* **Assignment**: Return the data exactly, without pictures.
*** Data listing ***
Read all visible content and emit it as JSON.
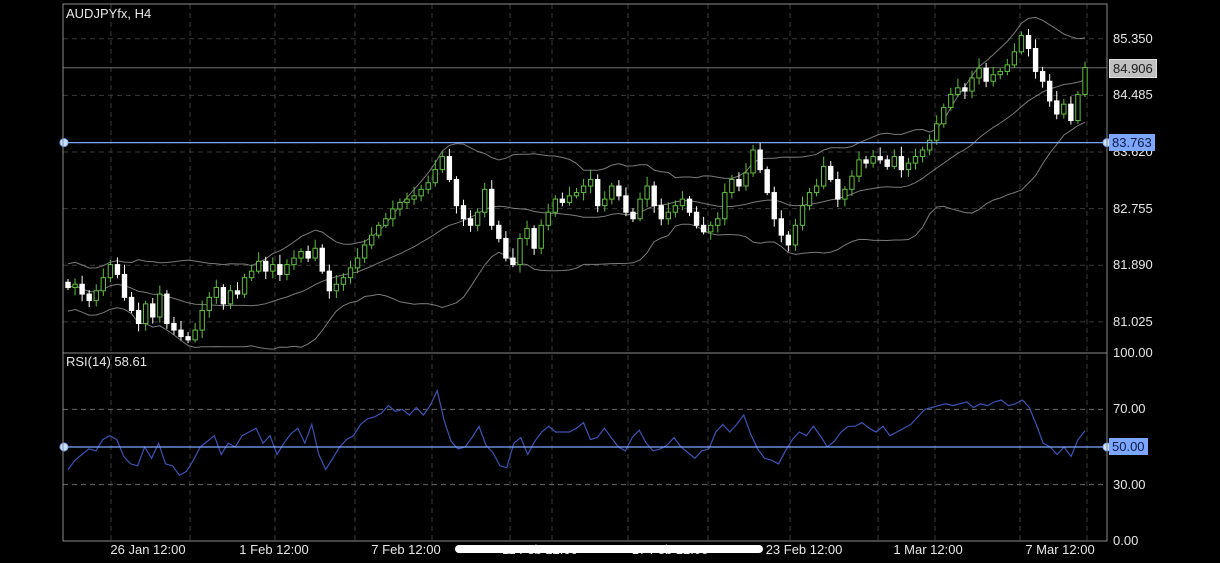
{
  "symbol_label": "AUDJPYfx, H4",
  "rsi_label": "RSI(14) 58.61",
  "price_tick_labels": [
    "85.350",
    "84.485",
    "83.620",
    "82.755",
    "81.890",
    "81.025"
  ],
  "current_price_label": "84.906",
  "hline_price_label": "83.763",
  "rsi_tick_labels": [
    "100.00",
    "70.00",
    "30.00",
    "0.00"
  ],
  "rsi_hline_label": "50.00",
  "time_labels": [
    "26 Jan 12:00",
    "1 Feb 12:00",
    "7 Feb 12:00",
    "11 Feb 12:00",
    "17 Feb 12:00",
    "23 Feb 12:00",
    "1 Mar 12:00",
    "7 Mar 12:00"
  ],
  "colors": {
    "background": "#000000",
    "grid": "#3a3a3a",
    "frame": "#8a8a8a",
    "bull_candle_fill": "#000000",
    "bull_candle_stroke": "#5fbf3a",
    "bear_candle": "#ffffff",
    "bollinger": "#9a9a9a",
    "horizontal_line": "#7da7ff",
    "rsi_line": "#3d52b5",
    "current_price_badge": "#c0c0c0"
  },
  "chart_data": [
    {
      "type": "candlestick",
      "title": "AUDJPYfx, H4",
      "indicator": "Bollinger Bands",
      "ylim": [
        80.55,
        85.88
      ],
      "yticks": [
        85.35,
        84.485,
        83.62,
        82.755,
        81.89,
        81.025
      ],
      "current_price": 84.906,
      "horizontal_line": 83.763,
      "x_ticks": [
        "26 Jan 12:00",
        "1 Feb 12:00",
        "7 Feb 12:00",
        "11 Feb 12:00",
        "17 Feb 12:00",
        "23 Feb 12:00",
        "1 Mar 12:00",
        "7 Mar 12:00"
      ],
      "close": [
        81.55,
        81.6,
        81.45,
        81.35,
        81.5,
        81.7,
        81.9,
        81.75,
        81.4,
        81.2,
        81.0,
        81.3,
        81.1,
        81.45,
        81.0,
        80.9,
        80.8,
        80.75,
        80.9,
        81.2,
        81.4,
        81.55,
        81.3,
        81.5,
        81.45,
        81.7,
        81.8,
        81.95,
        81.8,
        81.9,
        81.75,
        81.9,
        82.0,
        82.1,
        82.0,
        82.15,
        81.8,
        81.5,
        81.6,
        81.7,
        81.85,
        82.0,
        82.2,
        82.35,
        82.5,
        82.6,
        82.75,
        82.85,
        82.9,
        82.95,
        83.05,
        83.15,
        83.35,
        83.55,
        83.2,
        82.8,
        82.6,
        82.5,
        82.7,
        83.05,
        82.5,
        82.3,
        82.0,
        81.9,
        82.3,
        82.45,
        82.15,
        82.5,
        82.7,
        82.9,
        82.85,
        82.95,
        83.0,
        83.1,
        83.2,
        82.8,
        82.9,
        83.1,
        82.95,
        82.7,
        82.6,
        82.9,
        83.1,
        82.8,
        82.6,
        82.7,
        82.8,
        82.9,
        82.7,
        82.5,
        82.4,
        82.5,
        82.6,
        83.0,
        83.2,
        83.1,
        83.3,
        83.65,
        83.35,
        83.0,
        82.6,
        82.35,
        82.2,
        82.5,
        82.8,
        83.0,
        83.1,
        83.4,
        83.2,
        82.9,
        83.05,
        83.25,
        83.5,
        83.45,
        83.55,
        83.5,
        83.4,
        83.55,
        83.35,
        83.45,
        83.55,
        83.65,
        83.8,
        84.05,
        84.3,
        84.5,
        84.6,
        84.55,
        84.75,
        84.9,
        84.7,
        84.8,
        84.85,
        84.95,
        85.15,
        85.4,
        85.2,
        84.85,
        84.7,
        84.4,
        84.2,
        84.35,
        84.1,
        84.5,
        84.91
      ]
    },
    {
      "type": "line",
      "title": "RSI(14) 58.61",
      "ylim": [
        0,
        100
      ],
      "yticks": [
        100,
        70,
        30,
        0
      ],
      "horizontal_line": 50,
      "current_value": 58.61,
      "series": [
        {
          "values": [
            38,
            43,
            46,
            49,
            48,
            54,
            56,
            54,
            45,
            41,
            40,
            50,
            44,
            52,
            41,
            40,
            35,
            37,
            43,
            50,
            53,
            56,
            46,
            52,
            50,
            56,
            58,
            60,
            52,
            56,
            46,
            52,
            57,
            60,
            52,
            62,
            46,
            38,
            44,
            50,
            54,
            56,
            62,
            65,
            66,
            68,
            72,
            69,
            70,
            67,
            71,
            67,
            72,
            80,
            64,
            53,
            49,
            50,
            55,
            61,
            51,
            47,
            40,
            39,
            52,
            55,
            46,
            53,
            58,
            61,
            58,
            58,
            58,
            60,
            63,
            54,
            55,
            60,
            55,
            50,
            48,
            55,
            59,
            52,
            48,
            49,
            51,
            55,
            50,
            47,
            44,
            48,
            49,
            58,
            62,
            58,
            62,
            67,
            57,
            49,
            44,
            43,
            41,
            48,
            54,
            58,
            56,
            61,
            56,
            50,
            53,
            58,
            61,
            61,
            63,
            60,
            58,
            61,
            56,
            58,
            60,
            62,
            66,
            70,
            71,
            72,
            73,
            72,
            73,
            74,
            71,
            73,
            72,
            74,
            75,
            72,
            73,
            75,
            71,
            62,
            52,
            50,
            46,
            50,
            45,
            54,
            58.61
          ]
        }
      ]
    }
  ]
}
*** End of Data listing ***
* **Output for this exercise**:
Read all visible content and emit it as JSON.
{
  "symbol_label": "AUDJPYfx, H4",
  "rsi_label": "RSI(14) 58.61",
  "price_tick_labels": [
    "85.350",
    "84.485",
    "83.620",
    "82.755",
    "81.890",
    "81.025"
  ],
  "current_price_label": "84.906",
  "hline_price_label": "83.763",
  "rsi_tick_labels": [
    "100.00",
    "70.00",
    "30.00",
    "0.00"
  ],
  "rsi_hline_label": "50.00",
  "time_labels": [
    "26 Jan 12:00",
    "1 Feb 12:00",
    "7 Feb 12:00",
    "11 Feb 12:00",
    "17 Feb 12:00",
    "23 Feb 12:00",
    "1 Mar 12:00",
    "7 Mar 12:00"
  ],
  "colors": {
    "background": "#000000",
    "grid": "#3a3a3a",
    "frame": "#8a8a8a",
    "bull_candle_fill": "#000000",
    "bull_candle_stroke": "#5fbf3a",
    "bear_candle": "#ffffff",
    "bollinger": "#9a9a9a",
    "horizontal_line": "#7da7ff",
    "rsi_line": "#3d52b5",
    "current_price_badge": "#c0c0c0"
  },
  "chart_data": [
    {
      "type": "candlestick",
      "title": "AUDJPYfx, H4",
      "indicator": "Bollinger Bands",
      "ylim": [
        80.55,
        85.88
      ],
      "yticks": [
        85.35,
        84.485,
        83.62,
        82.755,
        81.89,
        81.025
      ],
      "current_price": 84.906,
      "horizontal_line": 83.763,
      "x_ticks": [
        "26 Jan 12:00",
        "1 Feb 12:00",
        "7 Feb 12:00",
        "11 Feb 12:00",
        "17 Feb 12:00",
        "23 Feb 12:00",
        "1 Mar 12:00",
        "7 Mar 12:00"
      ],
      "close": [
        81.55,
        81.6,
        81.45,
        81.35,
        81.5,
        81.7,
        81.9,
        81.75,
        81.4,
        81.2,
        81.0,
        81.3,
        81.1,
        81.45,
        81.0,
        80.9,
        80.8,
        80.75,
        80.9,
        81.2,
        81.4,
        81.55,
        81.3,
        81.5,
        81.45,
        81.7,
        81.8,
        81.95,
        81.8,
        81.9,
        81.75,
        81.9,
        82.0,
        82.1,
        82.0,
        82.15,
        81.8,
        81.5,
        81.6,
        81.7,
        81.85,
        82.0,
        82.2,
        82.35,
        82.5,
        82.6,
        82.75,
        82.85,
        82.9,
        82.95,
        83.05,
        83.15,
        83.35,
        83.55,
        83.2,
        82.8,
        82.6,
        82.5,
        82.7,
        83.05,
        82.5,
        82.3,
        82.0,
        81.9,
        82.3,
        82.45,
        82.15,
        82.5,
        82.7,
        82.9,
        82.85,
        82.95,
        83.0,
        83.1,
        83.2,
        82.8,
        82.9,
        83.1,
        82.95,
        82.7,
        82.6,
        82.9,
        83.1,
        82.8,
        82.6,
        82.7,
        82.8,
        82.9,
        82.7,
        82.5,
        82.4,
        82.5,
        82.6,
        83.0,
        83.2,
        83.1,
        83.3,
        83.65,
        83.35,
        83.0,
        82.6,
        82.35,
        82.2,
        82.5,
        82.8,
        83.0,
        83.1,
        83.4,
        83.2,
        82.9,
        83.05,
        83.25,
        83.5,
        83.45,
        83.55,
        83.5,
        83.4,
        83.55,
        83.35,
        83.45,
        83.55,
        83.65,
        83.8,
        84.05,
        84.3,
        84.5,
        84.6,
        84.55,
        84.75,
        84.9,
        84.7,
        84.8,
        84.85,
        84.95,
        85.15,
        85.4,
        85.2,
        84.85,
        84.7,
        84.4,
        84.2,
        84.35,
        84.1,
        84.5,
        84.91
      ]
    },
    {
      "type": "line",
      "title": "RSI(14) 58.61",
      "ylim": [
        0,
        100
      ],
      "yticks": [
        100,
        70,
        30,
        0
      ],
      "horizontal_line": 50,
      "current_value": 58.61,
      "series": [
        {
          "values": [
            38,
            43,
            46,
            49,
            48,
            54,
            56,
            54,
            45,
            41,
            40,
            50,
            44,
            52,
            41,
            40,
            35,
            37,
            43,
            50,
            53,
            56,
            46,
            52,
            50,
            56,
            58,
            60,
            52,
            56,
            46,
            52,
            57,
            60,
            52,
            62,
            46,
            38,
            44,
            50,
            54,
            56,
            62,
            65,
            66,
            68,
            72,
            69,
            70,
            67,
            71,
            67,
            72,
            80,
            64,
            53,
            49,
            50,
            55,
            61,
            51,
            47,
            40,
            39,
            52,
            55,
            46,
            53,
            58,
            61,
            58,
            58,
            58,
            60,
            63,
            54,
            55,
            60,
            55,
            50,
            48,
            55,
            59,
            52,
            48,
            49,
            51,
            55,
            50,
            47,
            44,
            48,
            49,
            58,
            62,
            58,
            62,
            67,
            57,
            49,
            44,
            43,
            41,
            48,
            54,
            58,
            56,
            61,
            56,
            50,
            53,
            58,
            61,
            61,
            63,
            60,
            58,
            61,
            56,
            58,
            60,
            62,
            66,
            70,
            71,
            72,
            73,
            72,
            73,
            74,
            71,
            73,
            72,
            74,
            75,
            72,
            73,
            75,
            71,
            62,
            52,
            50,
            46,
            50,
            45,
            54,
            58.61
          ]
        }
      ]
    }
  ]
}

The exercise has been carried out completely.